We’ll keep on driving to the end!

We are the Schulzes, we are the Schulzes!

No turning back now

‘Cause we are the Schulzes

On the road!

The track led to a sheltered path and out to a lonely viewpoint. We saw no one else the whole time and had the overlook to ourselves for the last time during the day.

We went back to following our photographer’s waypoints but honestly, you just can’t go wrong. It’s a beautiful coastline and we took the same snaps that thousands of travelers before us have in their vacation albums.

We were driving east to west and at each stop-and-hike point the car parks grew fuller and the trails and overlooks more crowded. The temperature was rising too, and by noon we had topped 100 degrees Fahrenheit. Our legs grew heavy and our pace slowed.

We always appreciate it when we see scoff-laws ignoring the warning signs.

The closer we got to the money shots the more tourist noise disturbed the tranquility of the wind and surf. It wasn’t just the incessant chatter of people, but the sightseeing helicopters and drones as well. Don’t get me wrong, nothing takes away from the sheer rugged beauty of the vistas, but it’s hard to ponder the forces of nature when there are busloads of day trippers wielding selfie sticks jockeying for position.

Wind and waves are bold sculptors, and you can almost imagine you are viewing in real time the erosion of solid rock.

The oppressive afternoon heat sent us to cool shelter and a quiet lunch. I mean, how much beauty can one take in a day?


Filed under Uncategorized

Where’s Waldo?
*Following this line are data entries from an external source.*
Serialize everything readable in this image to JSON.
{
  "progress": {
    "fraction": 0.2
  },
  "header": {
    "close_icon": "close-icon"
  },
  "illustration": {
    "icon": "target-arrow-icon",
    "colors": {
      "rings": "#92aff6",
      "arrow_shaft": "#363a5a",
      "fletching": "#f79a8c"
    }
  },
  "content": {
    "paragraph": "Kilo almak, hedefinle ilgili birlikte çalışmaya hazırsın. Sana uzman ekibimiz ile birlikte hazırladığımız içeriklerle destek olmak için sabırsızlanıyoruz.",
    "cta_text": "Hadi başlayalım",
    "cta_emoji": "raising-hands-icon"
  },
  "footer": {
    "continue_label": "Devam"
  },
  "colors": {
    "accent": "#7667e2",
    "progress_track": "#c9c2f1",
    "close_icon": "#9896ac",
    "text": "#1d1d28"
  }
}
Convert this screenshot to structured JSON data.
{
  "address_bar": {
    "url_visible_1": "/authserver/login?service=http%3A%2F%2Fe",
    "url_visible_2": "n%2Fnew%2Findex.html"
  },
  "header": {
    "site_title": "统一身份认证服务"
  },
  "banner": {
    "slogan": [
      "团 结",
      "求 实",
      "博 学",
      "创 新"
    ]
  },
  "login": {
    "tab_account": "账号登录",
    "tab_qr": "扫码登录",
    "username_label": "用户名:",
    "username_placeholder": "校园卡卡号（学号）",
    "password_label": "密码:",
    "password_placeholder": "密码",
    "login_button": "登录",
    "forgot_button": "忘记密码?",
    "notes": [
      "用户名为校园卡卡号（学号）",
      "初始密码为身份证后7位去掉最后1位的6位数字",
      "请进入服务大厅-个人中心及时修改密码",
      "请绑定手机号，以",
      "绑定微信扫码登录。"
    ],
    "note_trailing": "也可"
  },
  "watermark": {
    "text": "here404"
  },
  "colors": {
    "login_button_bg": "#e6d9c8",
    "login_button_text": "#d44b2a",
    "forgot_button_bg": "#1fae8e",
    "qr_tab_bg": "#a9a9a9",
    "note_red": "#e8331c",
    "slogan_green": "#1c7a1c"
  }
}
Our first full day on the Great Ocean Road was everything we’d hoped for, no crowds, fine weather, and the kind of land-sea interface that makes your heart sing.

The road was built by servicemen returning from World War I both to connect the isolated towns along the coast and as a memorial to the Australians who lost their lives in the war. It is the world’s longest war memorial and attracts millions of tourists from around the world.

We stopped every few miles to hike out to the promontories, ooh and ahh over the views and take dozens of photographs. When we hiked down to a beach we found where all the people were, taking advantage of the last few days of summer vacation before school starts again.

Several people recommended the Kafé Koala as a place where the iconic little bears could be spotted easily. We dutifully endured the less than appetizing food, then ventured deep into the nearby eucalyptus forest in search of the elusive buggers. We saw a couple of fuzzy balls way up in the treetops before finally hitting paydirt, six within fifty meters or so along the forest road, and a bonus fearless kookaburra, not laughing.

We could have watched for hours, especially since they weren’t sleeping but rather quite active, shimmying along the branches and nibbling leaves. Eventually our necks cried out in protest and we reluctantly tore ourselves away.

At the bottom of the forest road we stopped to watch a couple of tourists feeding beautiful parrots and cockatoos across from the Kafé. All in all, a pretty spectacular day. But have lunch somewhere else.

1 Comment

Filed under Uncategorized